▶ MATERIAL FOR THIS EXERCISE:
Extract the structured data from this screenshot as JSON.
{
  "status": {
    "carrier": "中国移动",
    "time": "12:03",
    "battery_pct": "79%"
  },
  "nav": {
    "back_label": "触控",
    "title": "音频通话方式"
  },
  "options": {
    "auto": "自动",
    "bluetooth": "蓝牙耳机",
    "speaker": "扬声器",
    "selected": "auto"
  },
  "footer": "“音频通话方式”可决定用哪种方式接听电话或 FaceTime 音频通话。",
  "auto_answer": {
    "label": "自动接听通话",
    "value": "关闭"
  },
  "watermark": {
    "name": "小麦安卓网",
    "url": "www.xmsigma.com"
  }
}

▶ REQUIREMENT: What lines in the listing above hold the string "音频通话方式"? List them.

▶ ANSWER SECTION:
    "title": "音频通话方式"
  "footer": "“音频通话方式”可决定用哪种方式接听电话或 FaceTime 音频通话。",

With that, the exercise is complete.